Kabataş is now a matter of honor
If only Prime Minister Recep Tayyip Erdoğan had said the following about the “Kabataş Incident”:
- This is an isolated incident.
- We cannot accuse all of our citizens who have participated in the Gezi incidents of this ruthless attack in Kabataş.
- Generalizations should be avoided.
- Thank God, our society is not in such a brutal state.
If the prime minister had said these, then the issue of “the Kabataş incident being proved a lie” would not have created reactions to this extent.
After the “Kabataş Incident,” Prime Minister Erdoğan made a “merciless” generalization. His stance aimed to generate these deductions: These people, all of them, are like this. All of them, when they see a headscarf wearing woman, put on their leather gloves and attack. They use their sexual organs as a weapon. All of them are brutal. They are cruel and are also perverts.
I want to ask, anyone who has been subjected to the cruelty of this ruthless generalization, what else would they do but hold on to the smallest bit of evidence that it didn’t happen? Can you say to them:
“You are such people that when a headscarved woman is attacked, you conclude ‘it has not happened,’ but when a woman not wearing a headscarf is attacked you raise hell”?
Those who say “No such thing happened in Kabataş; it’s all a lie, it’s all slander,” are not saying this because the woman who claimed that she was attacked wears a headscarf. They have one aim: They are trying to save their honor, pride, and dignity, which were all damaged because of Prime Minister Erdoğan’s brutal and merciless generalization.
A disappointment: President Gül

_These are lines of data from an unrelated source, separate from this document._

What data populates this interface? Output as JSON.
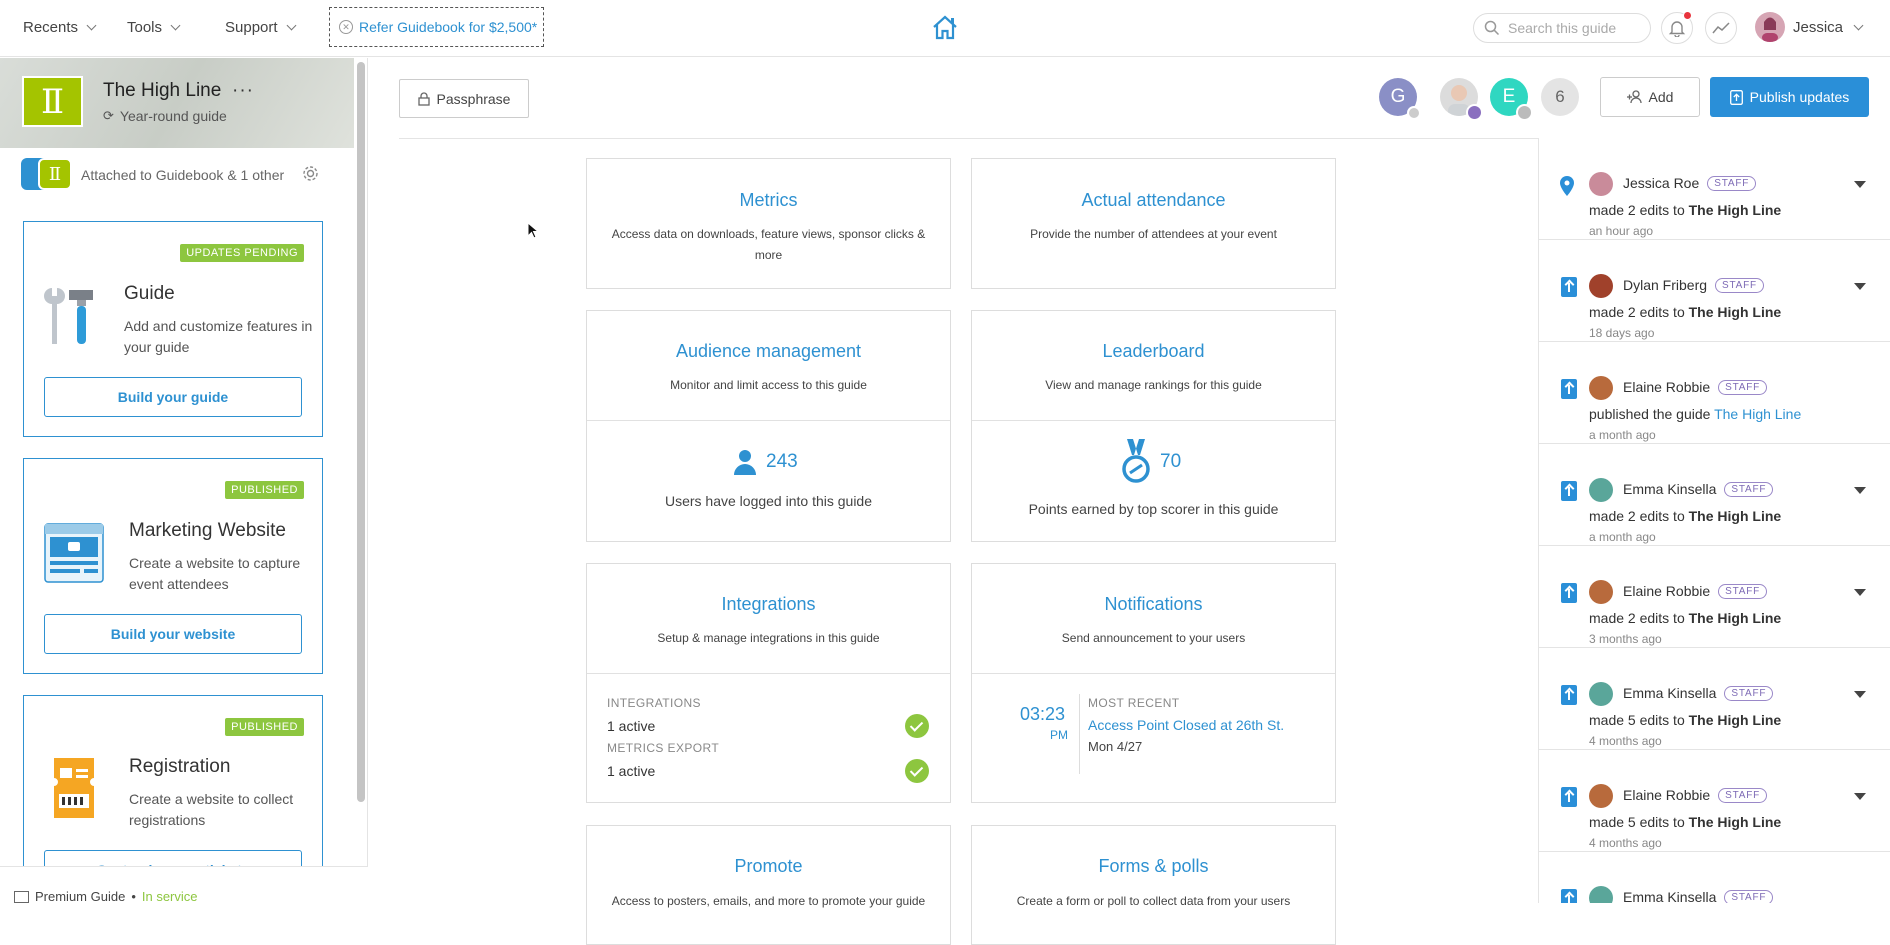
{
  "topnav": {
    "recents": "Recents",
    "tools": "Tools",
    "support": "Support",
    "refer": "Refer Guidebook for $2,500*",
    "search_placeholder": "Search this guide",
    "user_name": "Jessica"
  },
  "guide": {
    "name": "The High Line",
    "subtitle": "Year-round guide",
    "attached": "Attached to Guidebook & 1 other"
  },
  "cards": [
    {
      "badge": "UPDATES PENDING",
      "title": "Guide",
      "desc": "Add and customize features in your guide",
      "button": "Build your guide"
    },
    {
      "badge": "PUBLISHED",
      "title": "Marketing Website",
      "desc": "Create a website to capture event attendees",
      "button": "Build your website"
    },
    {
      "badge": "PUBLISHED",
      "title": "Registration",
      "desc": "Create a website to collect registrations",
      "button": "Customize your tickets"
    }
  ],
  "footer": {
    "plan": "Premium Guide",
    "separator": "•",
    "status": "In service"
  },
  "toolbar": {
    "passphrase": "Passphrase",
    "collab_initials": [
      "G",
      "E"
    ],
    "collab_more": "6",
    "add": "Add",
    "publish": "Publish updates"
  },
  "tiles": {
    "metrics": {
      "title": "Metrics",
      "desc": "Access data on downloads, feature views, sponsor clicks & more"
    },
    "attendance": {
      "title": "Actual attendance",
      "desc": "Provide the number of attendees at your event"
    },
    "audience": {
      "title": "Audience management",
      "desc": "Monitor and limit access to this guide",
      "stat": "243",
      "stat_label": "Users have logged into this guide"
    },
    "leaderboard": {
      "title": "Leaderboard",
      "desc": "View and manage rankings for this guide",
      "stat": "70",
      "stat_label": "Points earned by top scorer in this guide"
    },
    "integrations": {
      "title": "Integrations",
      "desc": "Setup & manage integrations in this guide",
      "label1": "INTEGRATIONS",
      "value1": "1 active",
      "label2": "METRICS EXPORT",
      "value2": "1 active"
    },
    "notifications": {
      "title": "Notifications",
      "desc": "Send announcement to your users",
      "time": "03:23",
      "ampm": "PM",
      "recent_label": "MOST RECENT",
      "recent_title": "Access Point Closed at 26th St.",
      "recent_date": "Mon 4/27"
    },
    "promote": {
      "title": "Promote",
      "desc": "Access to posters, emails, and more to promote your guide"
    },
    "forms": {
      "title": "Forms & polls",
      "desc": "Create a form or poll to collect data from your users"
    }
  },
  "activity": [
    {
      "name": "Jessica Roe",
      "badge": "STAFF",
      "action": "made 2 edits to",
      "target": "The High Line",
      "time": "an hour ago",
      "icon": "location-pin-icon",
      "avatar_color": "#c98b9a"
    },
    {
      "name": "Dylan Friberg",
      "badge": "STAFF",
      "action": "made 2 edits to",
      "target": "The High Line",
      "time": "18 days ago",
      "icon": "publish-icon",
      "avatar_color": "#a0412b"
    },
    {
      "name": "Elaine Robbie",
      "badge": "STAFF",
      "action": "published the guide",
      "target": "The High Line",
      "time": "a month ago",
      "icon": "publish-icon",
      "avatar_color": "#b86a3c"
    },
    {
      "name": "Emma Kinsella",
      "badge": "STAFF",
      "action": "made 2 edits to",
      "target": "The High Line",
      "time": "a month ago",
      "icon": "publish-icon",
      "avatar_color": "#5aa69a"
    },
    {
      "name": "Elaine Robbie",
      "badge": "STAFF",
      "action": "made 2 edits to",
      "target": "The High Line",
      "time": "3 months ago",
      "icon": "publish-icon",
      "avatar_color": "#b86a3c"
    },
    {
      "name": "Emma Kinsella",
      "badge": "STAFF",
      "action": "made 5 edits to",
      "target": "The High Line",
      "time": "4 months ago",
      "icon": "publish-icon",
      "avatar_color": "#5aa69a"
    },
    {
      "name": "Elaine Robbie",
      "badge": "STAFF",
      "action": "made 5 edits to",
      "target": "The High Line",
      "time": "4 months ago",
      "icon": "publish-icon",
      "avatar_color": "#b86a3c"
    },
    {
      "name": "Emma Kinsella",
      "badge": "STAFF",
      "action": "",
      "target": "",
      "time": "",
      "icon": "publish-icon",
      "avatar_color": "#5aa69a"
    }
  ],
  "colors": {
    "accent": "#2e91d1",
    "publish": "#2a8fd8",
    "success": "#8dc63f",
    "staff_badge": "#7d6ab5",
    "guide_logo": "#a4c400"
  }
}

The reason for the disappointment is not that he is trying to maintain good relations with the government, nor is it that he hasn’t adopted a stance against Erdoğan, nor that he has not crossed to the side of the Justice and Development Party’s opponents. The reason for the disappointment is that three years ago he said, “There must be no restrictions in any freedom. Anyone who wants to should be able to freely browse the Internet,” while today he cannot veto the bill that introduces restrictions to the Internet.
It is this contradiction that causes the disappointment. Nothing else…
What kind of a media do they want?
They want a media that says “Whatever the sir says, that’s it.” For example, they want this kind of media: When the “sir” says, “Fethullah Gülen hodja is a mighty scholar,” it responds, “Of course he is sir.” When the “sir” changes his mind and starts saying, “Gülen is a rough copy of a scholar; he is a false prophet,” it would respond, “Whatever you approve of, sir.”
When the gentleman says, “The community is ultra-great; they are flying the honorable Turkish flag in seven continents,” it responds, “Yes, sir, how well you have described it.” When the gentleman changes his mind, saying, “They are parallel. They are the Hashhashi (Assassins). They are a gang, we will go into their den,” it would say, “Yes, sir, that is it; that is exactly it.”
When the sir says, “Our police behaved heroically in the Gezi incidents,” it would say, “What heroism, sir; they were beyond heroic.” When the sir changes his mind and says, “The police acted under the instructions of the parallel state at Gezi; there is no legend or anything like it,” it would say, “How well said, sir. Really, what kind of a police was it at Gezi?”
Ahmet Hakan is a columnist for daily Hürriyet in which this piece was published on Feb 20. It was translated into English by the Daily News staff.